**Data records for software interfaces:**
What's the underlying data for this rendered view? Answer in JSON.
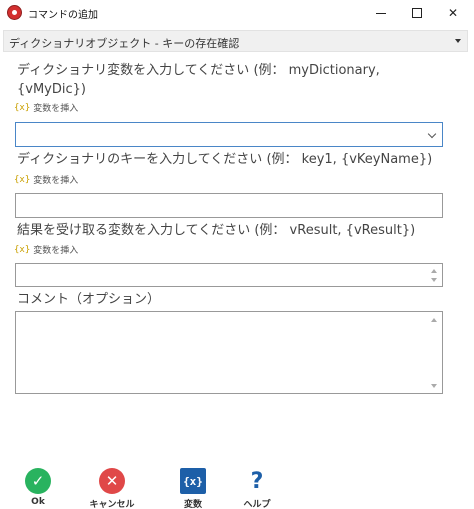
{
  "window": {
    "title": "コマンドの追加",
    "minimize_icon": "minimize-icon",
    "maximize_icon": "maximize-icon",
    "close_symbol": "✕"
  },
  "command": {
    "selected": "ディクショナリオブジェクト - キーの存在確認"
  },
  "fields": [
    {
      "label": "ディクショナリ変数を入力してください (例： myDictionary, {vMyDic})",
      "insert_label": "変数を挿入",
      "value": ""
    },
    {
      "label": "ディクショナリのキーを入力してください (例： key1, {vKeyName})",
      "insert_label": "変数を挿入",
      "value": ""
    },
    {
      "label": "結果を受け取る変数を入力してください (例： vResult, {vResult})",
      "insert_label": "変数を挿入",
      "value": ""
    }
  ],
  "comment": {
    "label": "コメント（オプション）",
    "value": ""
  },
  "insert_icon_glyph": "{x}",
  "actions": {
    "ok": "Ok",
    "cancel": "キャンセル",
    "variables": "変数",
    "help": "ヘルプ",
    "variables_glyph": "{x}",
    "help_glyph": "?",
    "ok_glyph": "✓",
    "cancel_glyph": "✕"
  },
  "colors": {
    "ok": "#29b35f",
    "cancel": "#e04848",
    "variables": "#1d5fa8",
    "focus_border": "#4a86c7"
  }
}
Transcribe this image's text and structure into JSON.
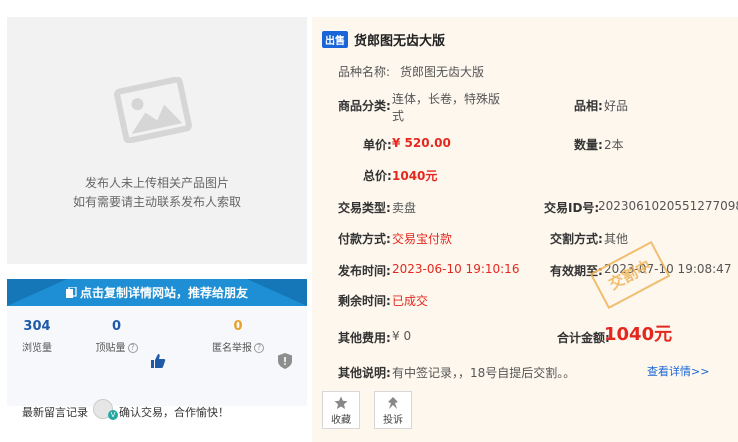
{
  "left": {
    "photo_text1": "发布人未上传相关产品图片",
    "photo_text2": "如有需要请主动联系发布人索取",
    "share_label": "点击复制详情网站，推荐给朋友",
    "stats": {
      "views": {
        "value": "304",
        "label": "浏览量"
      },
      "likes": {
        "value": "0",
        "label": "顶贴量"
      },
      "reports": {
        "value": "0",
        "label": "匿名举报"
      }
    },
    "message_label": "最新留言记录",
    "message_text": "确认交易，合作愉快！"
  },
  "right": {
    "tag": "出售",
    "title": "货郎图无齿大版",
    "fields": {
      "variety_label": "品种名称:",
      "variety_value": "货郎图无齿大版",
      "category_label": "商品分类:",
      "category_value_1": "连体，长卷，特殊版",
      "category_value_2": "式",
      "quality_label": "品相:",
      "quality_value": "好品",
      "unit_price_label": "单价:",
      "unit_price_value": "¥ 520.00",
      "quantity_label": "数量:",
      "quantity_value": "2本",
      "total_label": "总价:",
      "total_value": "1040元",
      "trade_type_label": "交易类型:",
      "trade_type_value": "卖盘",
      "trade_id_label": "交易ID号:",
      "trade_id_value": "2023061020551277098",
      "payment_label": "付款方式:",
      "payment_value": "交易宝付款",
      "delivery_label": "交割方式:",
      "delivery_value": "其他",
      "publish_label": "发布时间:",
      "publish_value": "2023-06-10 19:10:16",
      "valid_label": "有效期至:",
      "valid_value": "2023-07-10 19:08:47",
      "remaining_label": "剩余时间:",
      "remaining_value": "已成交",
      "other_fee_label": "其他费用:",
      "other_fee_value": "¥ 0",
      "sum_label": "合计金额:",
      "sum_value": "1040元",
      "note_label": "其他说明:",
      "note_value": "有中签记录，，18号自提后交割。。",
      "detail_link": "查看详情>>"
    },
    "stamp": "交割中",
    "buttons": {
      "favorite": "收藏",
      "complain": "投诉"
    }
  },
  "colors": {
    "accent_blue": "#1e8fd4",
    "price_red": "#e4281f",
    "stamp_orange": "#f0b45a",
    "panel_bg": "#fdf7ee"
  }
}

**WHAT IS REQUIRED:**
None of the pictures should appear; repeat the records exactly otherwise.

**EXERCISE SOLUTION:**
What's the underlying data for this rendered view? Answer in JSON.
{
  "window": {
    "title": "コマンドの追加",
    "minimize_icon": "minimize-icon",
    "maximize_icon": "maximize-icon",
    "close_symbol": "✕"
  },
  "command": {
    "selected": "ディクショナリオブジェクト - キーの存在確認"
  },
  "fields": [
    {
      "label": "ディクショナリ変数を入力してください (例： myDictionary, {vMyDic})",
      "insert_label": "変数を挿入",
      "value": ""
    },
    {
      "label": "ディクショナリのキーを入力してください (例： key1, {vKeyName})",
      "insert_label": "変数を挿入",
      "value": ""
    },
    {
      "label": "結果を受け取る変数を入力してください (例： vResult, {vResult})",
      "insert_label": "変数を挿入",
      "value": ""
    }
  ],
  "comment": {
    "label": "コメント（オプション）",
    "value": ""
  },
  "insert_icon_glyph": "{x}",
  "actions": {
    "ok": "Ok",
    "cancel": "キャンセル",
    "variables": "変数",
    "help": "ヘルプ",
    "variables_glyph": "{x}",
    "help_glyph": "?",
    "ok_glyph": "✓",
    "cancel_glyph": "✕"
  },
  "colors": {
    "ok": "#29b35f",
    "cancel": "#e04848",
    "variables": "#1d5fa8",
    "focus_border": "#4a86c7"
  }
}
Transcribe this image's text and structure into JSON.
{
  "left": {
    "photo_text1": "发布人未上传相关产品图片",
    "photo_text2": "如有需要请主动联系发布人索取",
    "share_label": "点击复制详情网站，推荐给朋友",
    "stats": {
      "views": {
        "value": "304",
        "label": "浏览量"
      },
      "likes": {
        "value": "0",
        "label": "顶贴量"
      },
      "reports": {
        "value": "0",
        "label": "匿名举报"
      }
    },
    "message_label": "最新留言记录",
    "message_text": "确认交易，合作愉快！"
  },
  "right": {
    "tag": "出售",
    "title": "货郎图无齿大版",
    "fields": {
      "variety_label": "品种名称:",
      "variety_value": "货郎图无齿大版",
      "category_label": "商品分类:",
      "category_value_1": "连体，长卷，特殊版",
      "category_value_2": "式",
      "quality_label": "品相:",
      "quality_value": "好品",
      "unit_price_label": "单价:",
      "unit_price_value": "¥ 520.00",
      "quantity_label": "数量:",
      "quantity_value": "2本",
      "total_label": "总价:",
      "total_value": "1040元",
      "trade_type_label": "交易类型:",
      "trade_type_value": "卖盘",
      "trade_id_label": "交易ID号:",
      "trade_id_value": "2023061020551277098",
      "payment_label": "付款方式:",
      "payment_value": "交易宝付款",
      "delivery_label": "交割方式:",
      "delivery_value": "其他",
      "publish_label": "发布时间:",
      "publish_value": "2023-06-10 19:10:16",
      "valid_label": "有效期至:",
      "valid_value": "2023-07-10 19:08:47",
      "remaining_label": "剩余时间:",
      "remaining_value": "已成交",
      "other_fee_label": "其他费用:",
      "other_fee_value": "¥ 0",
      "sum_label": "合计金额:",
      "sum_value": "1040元",
      "note_label": "其他说明:",
      "note_value": "有中签记录，，18号自提后交割。。",
      "detail_link": "查看详情>>"
    },
    "stamp": "交割中",
    "buttons": {
      "favorite": "收藏",
      "complain": "投诉"
    }
  },
  "colors": {
    "accent_blue": "#1e8fd4",
    "price_red": "#e4281f",
    "stamp_orange": "#f0b45a",
    "panel_bg": "#fdf7ee"
  }
}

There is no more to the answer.